WORK ORDER:
Establish how many lines in the material include the string "supplier" and report it as a lone number.

INPUT DATA:
———

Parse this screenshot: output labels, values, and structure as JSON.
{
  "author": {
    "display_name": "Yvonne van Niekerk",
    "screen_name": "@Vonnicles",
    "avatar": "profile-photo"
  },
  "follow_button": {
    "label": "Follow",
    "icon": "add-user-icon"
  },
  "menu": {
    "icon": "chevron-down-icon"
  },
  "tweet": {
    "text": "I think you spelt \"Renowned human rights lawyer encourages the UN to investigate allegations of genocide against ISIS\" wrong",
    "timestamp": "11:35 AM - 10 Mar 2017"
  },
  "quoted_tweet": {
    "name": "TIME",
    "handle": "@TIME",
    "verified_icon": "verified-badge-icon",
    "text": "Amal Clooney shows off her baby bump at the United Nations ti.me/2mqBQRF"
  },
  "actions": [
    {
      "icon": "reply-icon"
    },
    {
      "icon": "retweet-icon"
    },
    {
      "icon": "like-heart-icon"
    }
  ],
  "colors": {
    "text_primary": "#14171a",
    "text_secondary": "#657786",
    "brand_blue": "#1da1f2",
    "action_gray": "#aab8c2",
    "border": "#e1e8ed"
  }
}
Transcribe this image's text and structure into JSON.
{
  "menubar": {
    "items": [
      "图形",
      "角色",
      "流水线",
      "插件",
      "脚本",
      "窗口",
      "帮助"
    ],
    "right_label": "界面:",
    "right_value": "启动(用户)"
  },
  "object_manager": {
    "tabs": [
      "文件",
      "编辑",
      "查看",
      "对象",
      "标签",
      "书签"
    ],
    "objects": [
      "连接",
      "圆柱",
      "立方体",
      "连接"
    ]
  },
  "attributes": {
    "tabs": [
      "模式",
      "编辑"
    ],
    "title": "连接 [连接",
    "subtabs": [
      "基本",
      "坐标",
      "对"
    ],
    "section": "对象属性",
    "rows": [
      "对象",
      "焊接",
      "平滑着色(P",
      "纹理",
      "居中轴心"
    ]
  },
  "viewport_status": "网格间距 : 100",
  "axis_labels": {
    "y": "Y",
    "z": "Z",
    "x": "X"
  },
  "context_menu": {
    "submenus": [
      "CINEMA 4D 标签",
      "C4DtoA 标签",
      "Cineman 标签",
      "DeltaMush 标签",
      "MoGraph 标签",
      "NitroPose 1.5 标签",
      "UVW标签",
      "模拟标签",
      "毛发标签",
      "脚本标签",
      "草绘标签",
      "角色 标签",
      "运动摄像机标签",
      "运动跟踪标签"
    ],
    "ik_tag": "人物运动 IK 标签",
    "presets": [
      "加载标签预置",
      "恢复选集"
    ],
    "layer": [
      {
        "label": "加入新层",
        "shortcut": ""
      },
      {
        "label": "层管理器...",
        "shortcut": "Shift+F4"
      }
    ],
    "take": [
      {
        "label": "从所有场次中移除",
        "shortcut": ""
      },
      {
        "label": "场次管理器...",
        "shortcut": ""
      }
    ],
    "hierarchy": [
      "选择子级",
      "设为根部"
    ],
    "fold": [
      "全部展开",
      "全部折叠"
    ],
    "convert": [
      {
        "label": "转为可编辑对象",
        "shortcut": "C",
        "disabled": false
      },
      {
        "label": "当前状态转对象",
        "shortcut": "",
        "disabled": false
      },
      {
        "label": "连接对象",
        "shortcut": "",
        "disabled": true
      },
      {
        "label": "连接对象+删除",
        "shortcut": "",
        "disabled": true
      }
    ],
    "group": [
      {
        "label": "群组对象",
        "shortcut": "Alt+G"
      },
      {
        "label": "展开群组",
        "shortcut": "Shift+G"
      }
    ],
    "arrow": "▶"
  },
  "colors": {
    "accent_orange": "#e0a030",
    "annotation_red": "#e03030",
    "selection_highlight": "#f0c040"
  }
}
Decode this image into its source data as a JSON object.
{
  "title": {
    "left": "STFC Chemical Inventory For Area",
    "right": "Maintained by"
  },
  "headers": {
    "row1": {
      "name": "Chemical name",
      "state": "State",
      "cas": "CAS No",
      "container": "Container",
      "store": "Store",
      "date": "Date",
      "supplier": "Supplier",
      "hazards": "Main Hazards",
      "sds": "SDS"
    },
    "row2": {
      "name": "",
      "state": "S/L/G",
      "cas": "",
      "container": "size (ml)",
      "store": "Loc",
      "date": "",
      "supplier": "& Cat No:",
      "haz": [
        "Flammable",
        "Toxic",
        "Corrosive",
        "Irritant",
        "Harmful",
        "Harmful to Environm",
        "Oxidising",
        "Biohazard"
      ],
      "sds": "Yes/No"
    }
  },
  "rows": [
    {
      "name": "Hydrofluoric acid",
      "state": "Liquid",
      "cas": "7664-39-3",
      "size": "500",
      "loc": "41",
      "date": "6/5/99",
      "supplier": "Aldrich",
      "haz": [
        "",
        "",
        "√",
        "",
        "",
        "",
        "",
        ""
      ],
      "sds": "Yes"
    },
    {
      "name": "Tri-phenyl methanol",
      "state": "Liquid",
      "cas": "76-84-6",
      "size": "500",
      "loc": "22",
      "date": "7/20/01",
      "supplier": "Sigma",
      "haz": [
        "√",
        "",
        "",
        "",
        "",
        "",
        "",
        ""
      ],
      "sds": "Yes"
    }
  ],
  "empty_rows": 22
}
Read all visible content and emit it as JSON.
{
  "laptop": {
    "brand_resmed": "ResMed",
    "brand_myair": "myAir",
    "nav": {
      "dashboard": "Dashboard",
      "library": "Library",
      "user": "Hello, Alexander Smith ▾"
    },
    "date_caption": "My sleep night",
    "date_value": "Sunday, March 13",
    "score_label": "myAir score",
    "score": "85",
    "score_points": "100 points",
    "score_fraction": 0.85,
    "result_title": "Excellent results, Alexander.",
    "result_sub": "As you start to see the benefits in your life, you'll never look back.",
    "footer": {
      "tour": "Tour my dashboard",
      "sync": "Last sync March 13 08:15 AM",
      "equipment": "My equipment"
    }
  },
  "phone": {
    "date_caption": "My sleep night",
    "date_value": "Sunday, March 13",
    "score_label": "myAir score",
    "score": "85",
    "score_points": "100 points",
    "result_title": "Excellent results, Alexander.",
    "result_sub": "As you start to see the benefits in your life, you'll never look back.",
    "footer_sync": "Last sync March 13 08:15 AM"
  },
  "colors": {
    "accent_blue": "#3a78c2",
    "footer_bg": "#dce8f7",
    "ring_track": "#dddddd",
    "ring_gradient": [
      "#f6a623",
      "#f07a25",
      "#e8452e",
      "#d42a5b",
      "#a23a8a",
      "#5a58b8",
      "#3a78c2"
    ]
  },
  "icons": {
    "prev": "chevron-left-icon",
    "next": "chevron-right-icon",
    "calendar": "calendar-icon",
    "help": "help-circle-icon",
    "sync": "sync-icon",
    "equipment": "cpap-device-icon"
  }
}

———

RESPONSE TO THIS EXERCISE:
4